» **What you have to do**:
An exact copy of all the lines below is required, with every image left out.

Page and application data records:

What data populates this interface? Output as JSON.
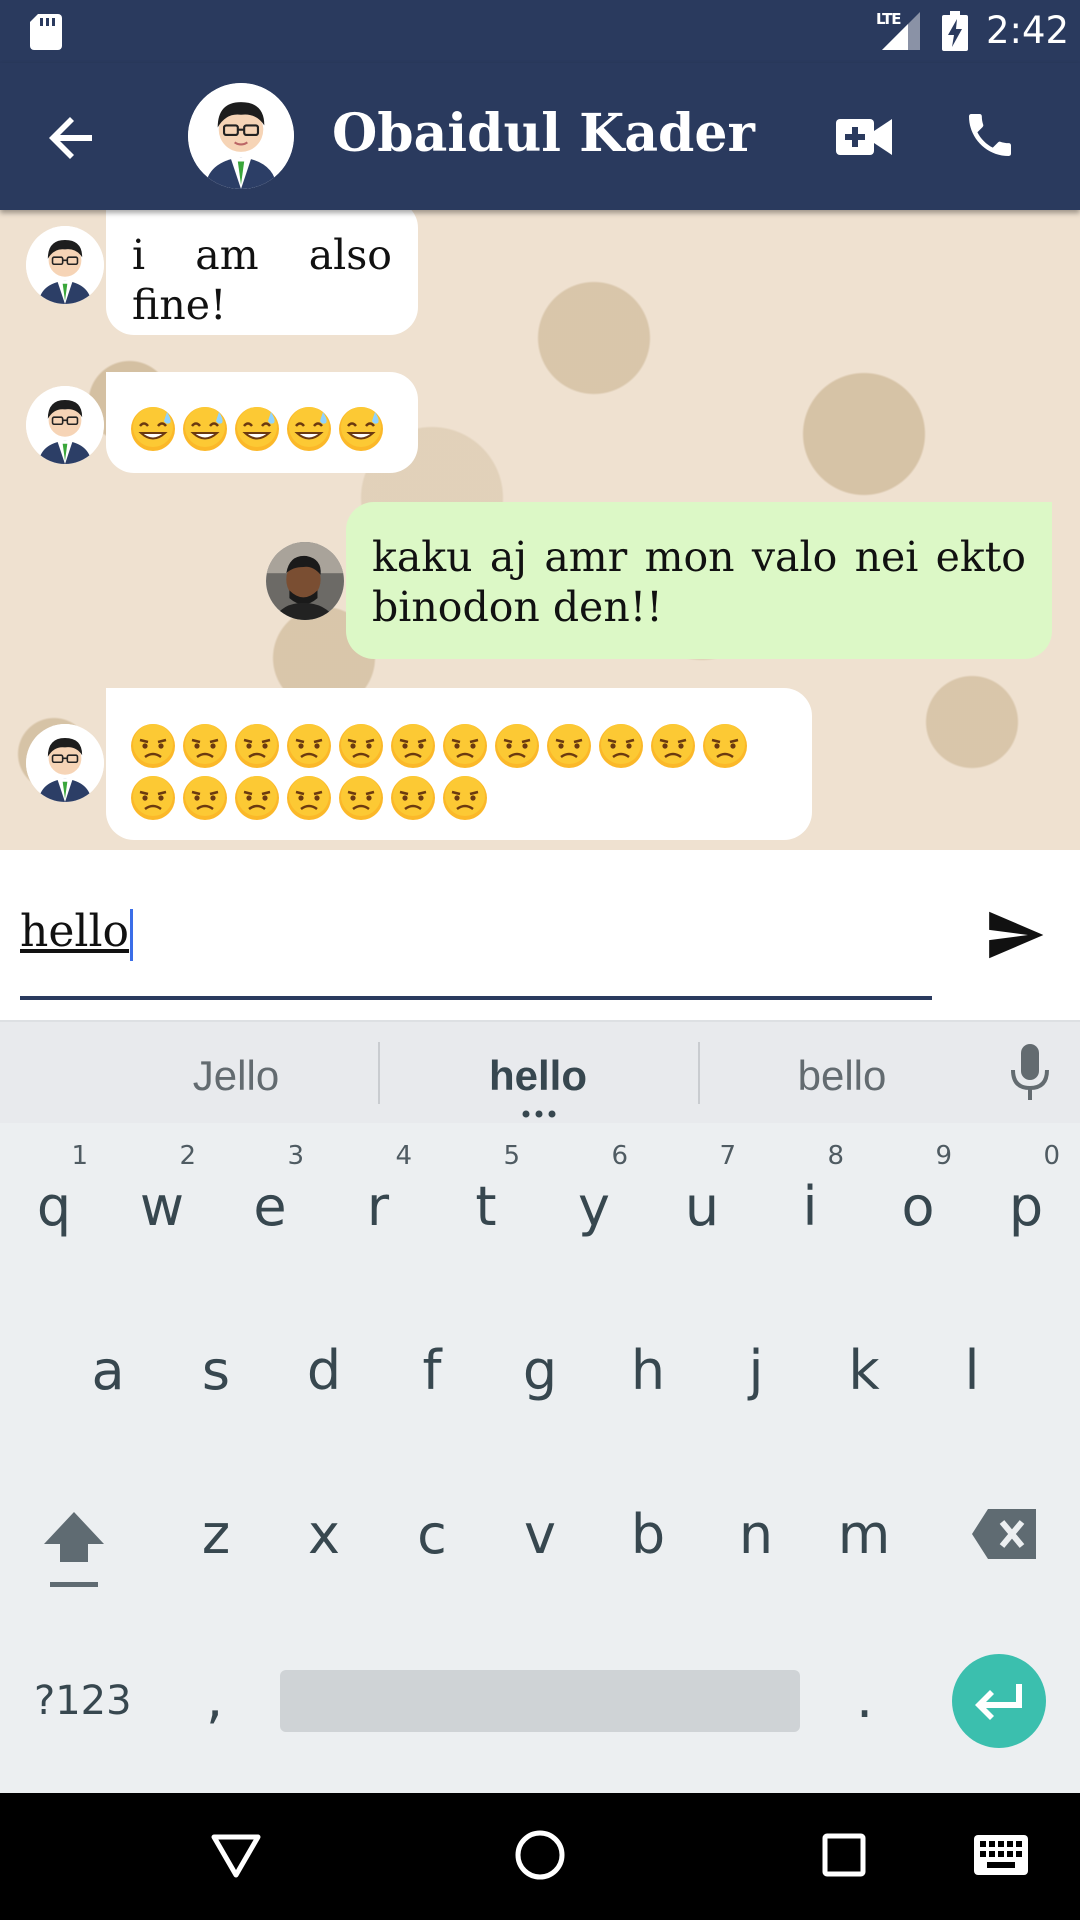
{
  "status_bar": {
    "network": "LTE",
    "time": "2:42"
  },
  "toolbar": {
    "contact_name": "Obaidul Kader",
    "icons": [
      "back-arrow-icon",
      "video-call-icon",
      "phone-icon"
    ]
  },
  "messages": [
    {
      "direction": "incoming",
      "text": "i am also fine!",
      "line1": "i am also",
      "line2": "fine!"
    },
    {
      "direction": "incoming",
      "emoji": "smiling-face-with-sweat",
      "emoji_count": 5
    },
    {
      "direction": "outgoing",
      "text": "kaku aj amr mon valo nei ekto binodon den!!",
      "line1": "kaku aj amr mon valo nei ekto",
      "line2": "binodon den!!"
    },
    {
      "direction": "incoming",
      "emoji": "frowning-face",
      "emoji_count": 19
    }
  ],
  "composer": {
    "value": "hello",
    "send_icon": "send-icon"
  },
  "keyboard": {
    "suggestions": [
      "Jello",
      "hello",
      "bello"
    ],
    "row1": [
      {
        "k": "q",
        "n": "1"
      },
      {
        "k": "w",
        "n": "2"
      },
      {
        "k": "e",
        "n": "3"
      },
      {
        "k": "r",
        "n": "4"
      },
      {
        "k": "t",
        "n": "5"
      },
      {
        "k": "y",
        "n": "6"
      },
      {
        "k": "u",
        "n": "7"
      },
      {
        "k": "i",
        "n": "8"
      },
      {
        "k": "o",
        "n": "9"
      },
      {
        "k": "p",
        "n": "0"
      }
    ],
    "row2": [
      "a",
      "s",
      "d",
      "f",
      "g",
      "h",
      "j",
      "k",
      "l"
    ],
    "row3": [
      "z",
      "x",
      "c",
      "v",
      "b",
      "n",
      "m"
    ],
    "symbols_label": "?123",
    "comma": ",",
    "period": "."
  },
  "colors": {
    "primary": "#2a3a5e",
    "outgoing_bubble": "#dcf8c6",
    "accent_enter": "#3bbfae"
  }
}
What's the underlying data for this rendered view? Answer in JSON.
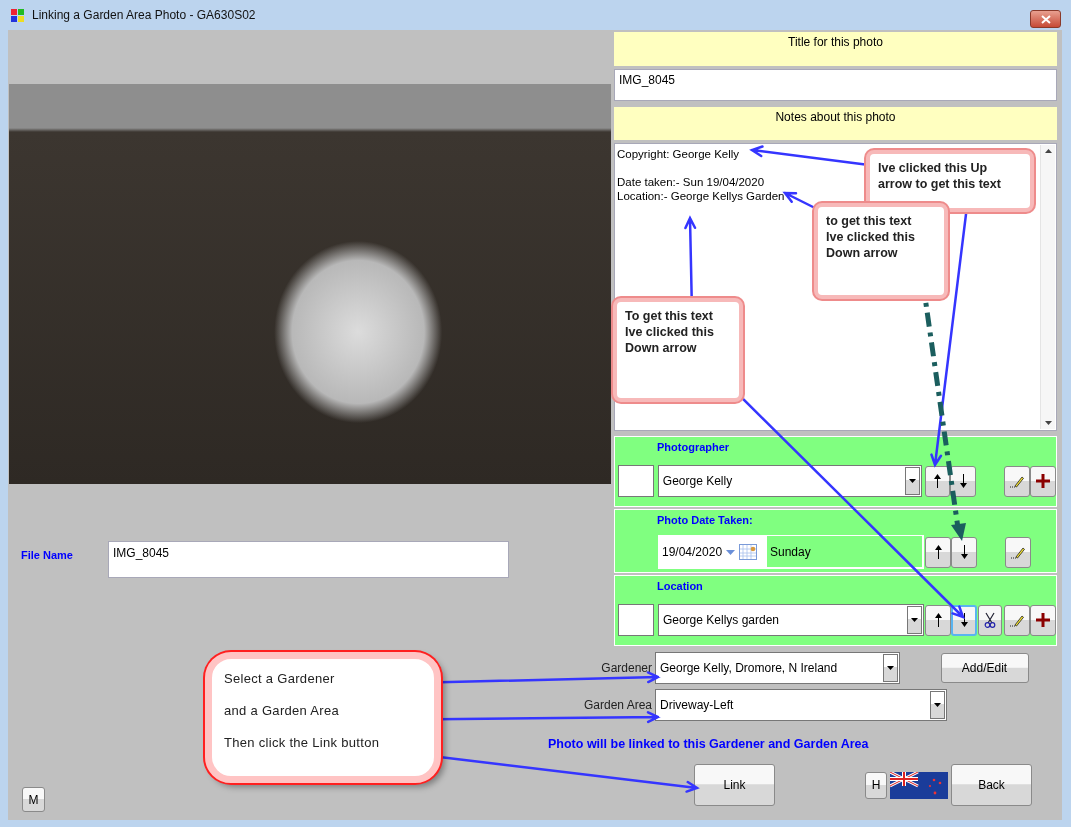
{
  "window": {
    "title": "Linking a Garden Area Photo -  GA630S02"
  },
  "photo_title": {
    "label": "Title for this photo",
    "value": "IMG_8045"
  },
  "notes": {
    "label": "Notes about this photo",
    "paragraphs": [
      [
        "Copyright: George Kelly"
      ],
      [
        "Date taken:- Sun 19/04/2020",
        "Location:- George Kellys Garden"
      ]
    ]
  },
  "photographer": {
    "label": "Photographer",
    "value": "George Kelly"
  },
  "date_taken": {
    "label": "Photo Date Taken:",
    "date": "19/04/2020",
    "day": "Sunday"
  },
  "location": {
    "label": "Location",
    "value": "George Kellys garden",
    "down_focused": true
  },
  "file_name": {
    "label": "File Name",
    "value": "IMG_8045"
  },
  "gardener": {
    "label": "Gardener",
    "value": "George Kelly, Dromore, N Ireland",
    "button": "Add/Edit"
  },
  "garden_area": {
    "label": "Garden Area",
    "value": "Driveway-Left"
  },
  "link_note": "Photo will be linked to this Gardener and Garden Area",
  "buttons": {
    "m": "M",
    "link": "Link",
    "h": "H",
    "back": "Back"
  },
  "callouts": [
    {
      "kind": "note",
      "paragraphs": [
        "Ive clicked this Up arrow to get this text"
      ]
    },
    {
      "kind": "note",
      "paragraphs": [
        "to get this text",
        "Ive clicked this Down arrow"
      ]
    },
    {
      "kind": "note",
      "paragraphs": [
        "To get this text",
        "Ive clicked this Down arrow"
      ]
    },
    {
      "kind": "bubble",
      "paragraphs": [
        "Select a Gardener",
        "and a Garden Area",
        "Then click the Link button"
      ]
    }
  ]
}
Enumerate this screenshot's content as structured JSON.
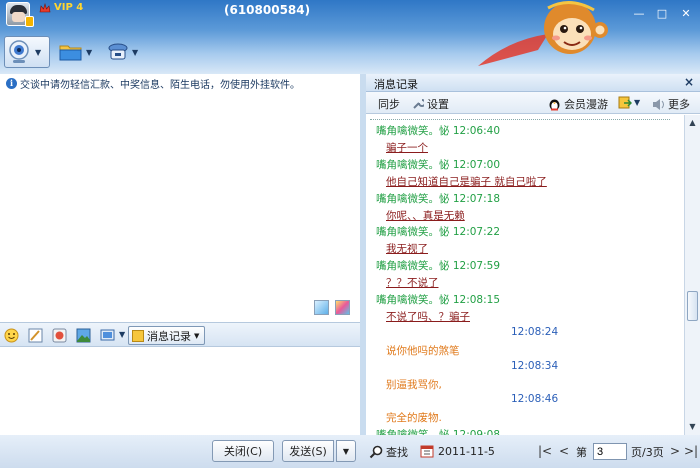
{
  "titlebar": {
    "vip": "VIP 4",
    "qq_number": "(610800584)",
    "min": "—",
    "max": "□",
    "close": "✕"
  },
  "notice": {
    "text": "交谈中请勿轻信汇款、中奖信息、陌生电话，勿使用外挂软件。"
  },
  "input_toolbar": {
    "message_log_label": "消息记录"
  },
  "buttons": {
    "close_label": "关闭(C)",
    "send_label": "发送(S)"
  },
  "message_panel": {
    "title": "消息记录",
    "close": "×",
    "tools": {
      "sync": "同步",
      "settings": "设置",
      "member_roaming": "会员漫游",
      "more": "更多"
    },
    "messages": [
      {
        "kind": "sender",
        "text": "嘴角噙微笑。怭 12:06:40"
      },
      {
        "kind": "msg",
        "text": "骗子一个"
      },
      {
        "kind": "sender",
        "text": "嘴角噙微笑。怭 12:07:00"
      },
      {
        "kind": "msg",
        "text": "他自己知道自己是骗子  就自己啦了"
      },
      {
        "kind": "sender",
        "text": "嘴角噙微笑。怭 12:07:18"
      },
      {
        "kind": "msg",
        "text": "你呢、、真是无赖"
      },
      {
        "kind": "sender",
        "text": "嘴角噙微笑。怭 12:07:22"
      },
      {
        "kind": "msg",
        "text": "我无视了"
      },
      {
        "kind": "sender",
        "text": "嘴角噙微笑。怭 12:07:59"
      },
      {
        "kind": "msg",
        "text": "？？不说了"
      },
      {
        "kind": "sender",
        "text": "嘴角噙微笑。怭 12:08:15"
      },
      {
        "kind": "msg",
        "text": "不说了吗、？骗子"
      },
      {
        "kind": "mytime",
        "text": "12:08:24"
      },
      {
        "kind": "mymsg",
        "text": "说你他吗的煞笔"
      },
      {
        "kind": "mytime",
        "text": "12:08:34"
      },
      {
        "kind": "mymsg",
        "text": "别逼我骂你,"
      },
      {
        "kind": "mytime",
        "text": "12:08:46"
      },
      {
        "kind": "mymsg",
        "text": "完全的废物."
      },
      {
        "kind": "sender",
        "text": "嘴角噙微笑。怭 12:09:08"
      }
    ],
    "bottom": {
      "search": "查找",
      "date": "2011-11-5",
      "page_prefix": "第",
      "page_value": "3",
      "page_suffix": "页/3页"
    }
  },
  "colors": {
    "title_blue": "#2f77c6",
    "sender_green": "#22a045",
    "message_red": "#8a1c1c",
    "my_time_blue": "#2b5fb8",
    "my_message_orange": "#e07a1c"
  }
}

» **Problem solution**:
What data populates this interface? Output as JSON.
{
  "status_bar": {
    "network": "LTE",
    "time": "2:42"
  },
  "toolbar": {
    "contact_name": "Obaidul Kader",
    "icons": [
      "back-arrow-icon",
      "video-call-icon",
      "phone-icon"
    ]
  },
  "messages": [
    {
      "direction": "incoming",
      "text": "i am also fine!",
      "line1": "i am also",
      "line2": "fine!"
    },
    {
      "direction": "incoming",
      "emoji": "smiling-face-with-sweat",
      "emoji_count": 5
    },
    {
      "direction": "outgoing",
      "text": "kaku aj amr mon valo nei ekto binodon den!!",
      "line1": "kaku aj amr mon valo nei ekto",
      "line2": "binodon den!!"
    },
    {
      "direction": "incoming",
      "emoji": "frowning-face",
      "emoji_count": 19
    }
  ],
  "composer": {
    "value": "hello",
    "send_icon": "send-icon"
  },
  "keyboard": {
    "suggestions": [
      "Jello",
      "hello",
      "bello"
    ],
    "row1": [
      {
        "k": "q",
        "n": "1"
      },
      {
        "k": "w",
        "n": "2"
      },
      {
        "k": "e",
        "n": "3"
      },
      {
        "k": "r",
        "n": "4"
      },
      {
        "k": "t",
        "n": "5"
      },
      {
        "k": "y",
        "n": "6"
      },
      {
        "k": "u",
        "n": "7"
      },
      {
        "k": "i",
        "n": "8"
      },
      {
        "k": "o",
        "n": "9"
      },
      {
        "k": "p",
        "n": "0"
      }
    ],
    "row2": [
      "a",
      "s",
      "d",
      "f",
      "g",
      "h",
      "j",
      "k",
      "l"
    ],
    "row3": [
      "z",
      "x",
      "c",
      "v",
      "b",
      "n",
      "m"
    ],
    "symbols_label": "?123",
    "comma": ",",
    "period": "."
  },
  "colors": {
    "primary": "#2a3a5e",
    "outgoing_bubble": "#dcf8c6",
    "accent_enter": "#3bbfae"
  }
}
What's the underlying data for this rendered view? Answer in JSON.
{
  "window": {
    "title": "Linking a Garden Area Photo -  GA630S02"
  },
  "photo_title": {
    "label": "Title for this photo",
    "value": "IMG_8045"
  },
  "notes": {
    "label": "Notes about this photo",
    "paragraphs": [
      [
        "Copyright: George Kelly"
      ],
      [
        "Date taken:- Sun 19/04/2020",
        "Location:- George Kellys Garden"
      ]
    ]
  },
  "photographer": {
    "label": "Photographer",
    "value": "George Kelly"
  },
  "date_taken": {
    "label": "Photo Date Taken:",
    "date": "19/04/2020",
    "day": "Sunday"
  },
  "location": {
    "label": "Location",
    "value": "George Kellys garden",
    "down_focused": true
  },
  "file_name": {
    "label": "File Name",
    "value": "IMG_8045"
  },
  "gardener": {
    "label": "Gardener",
    "value": "George Kelly, Dromore, N Ireland",
    "button": "Add/Edit"
  },
  "garden_area": {
    "label": "Garden Area",
    "value": "Driveway-Left"
  },
  "link_note": "Photo will be linked to this Gardener and Garden Area",
  "buttons": {
    "m": "M",
    "link": "Link",
    "h": "H",
    "back": "Back"
  },
  "callouts": [
    {
      "kind": "note",
      "paragraphs": [
        "Ive clicked this Up arrow to get this text"
      ]
    },
    {
      "kind": "note",
      "paragraphs": [
        "to get this text",
        "Ive clicked this Down arrow"
      ]
    },
    {
      "kind": "note",
      "paragraphs": [
        "To get this text",
        "Ive clicked this Down arrow"
      ]
    },
    {
      "kind": "bubble",
      "paragraphs": [
        "Select a Gardener",
        "and a Garden Area",
        "Then click the Link button"
      ]
    }
  ]
}
Enumerate this screenshot's content as structured JSON.
{
  "titlebar": {
    "vip": "VIP 4",
    "qq_number": "(610800584)",
    "min": "—",
    "max": "□",
    "close": "✕"
  },
  "notice": {
    "text": "交谈中请勿轻信汇款、中奖信息、陌生电话，勿使用外挂软件。"
  },
  "input_toolbar": {
    "message_log_label": "消息记录"
  },
  "buttons": {
    "close_label": "关闭(C)",
    "send_label": "发送(S)"
  },
  "message_panel": {
    "title": "消息记录",
    "close": "×",
    "tools": {
      "sync": "同步",
      "settings": "设置",
      "member_roaming": "会员漫游",
      "more": "更多"
    },
    "messages": [
      {
        "kind": "sender",
        "text": "嘴角噙微笑。怭 12:06:40"
      },
      {
        "kind": "msg",
        "text": "骗子一个"
      },
      {
        "kind": "sender",
        "text": "嘴角噙微笑。怭 12:07:00"
      },
      {
        "kind": "msg",
        "text": "他自己知道自己是骗子  就自己啦了"
      },
      {
        "kind": "sender",
        "text": "嘴角噙微笑。怭 12:07:18"
      },
      {
        "kind": "msg",
        "text": "你呢、、真是无赖"
      },
      {
        "kind": "sender",
        "text": "嘴角噙微笑。怭 12:07:22"
      },
      {
        "kind": "msg",
        "text": "我无视了"
      },
      {
        "kind": "sender",
        "text": "嘴角噙微笑。怭 12:07:59"
      },
      {
        "kind": "msg",
        "text": "？？不说了"
      },
      {
        "kind": "sender",
        "text": "嘴角噙微笑。怭 12:08:15"
      },
      {
        "kind": "msg",
        "text": "不说了吗、？骗子"
      },
      {
        "kind": "mytime",
        "text": "12:08:24"
      },
      {
        "kind": "mymsg",
        "text": "说你他吗的煞笔"
      },
      {
        "kind": "mytime",
        "text": "12:08:34"
      },
      {
        "kind": "mymsg",
        "text": "别逼我骂你,"
      },
      {
        "kind": "mytime",
        "text": "12:08:46"
      },
      {
        "kind": "mymsg",
        "text": "完全的废物."
      },
      {
        "kind": "sender",
        "text": "嘴角噙微笑。怭 12:09:08"
      }
    ],
    "bottom": {
      "search": "查找",
      "date": "2011-11-5",
      "page_prefix": "第",
      "page_value": "3",
      "page_suffix": "页/3页"
    }
  },
  "colors": {
    "title_blue": "#2f77c6",
    "sender_green": "#22a045",
    "message_red": "#8a1c1c",
    "my_time_blue": "#2b5fb8",
    "my_message_orange": "#e07a1c"
  }
}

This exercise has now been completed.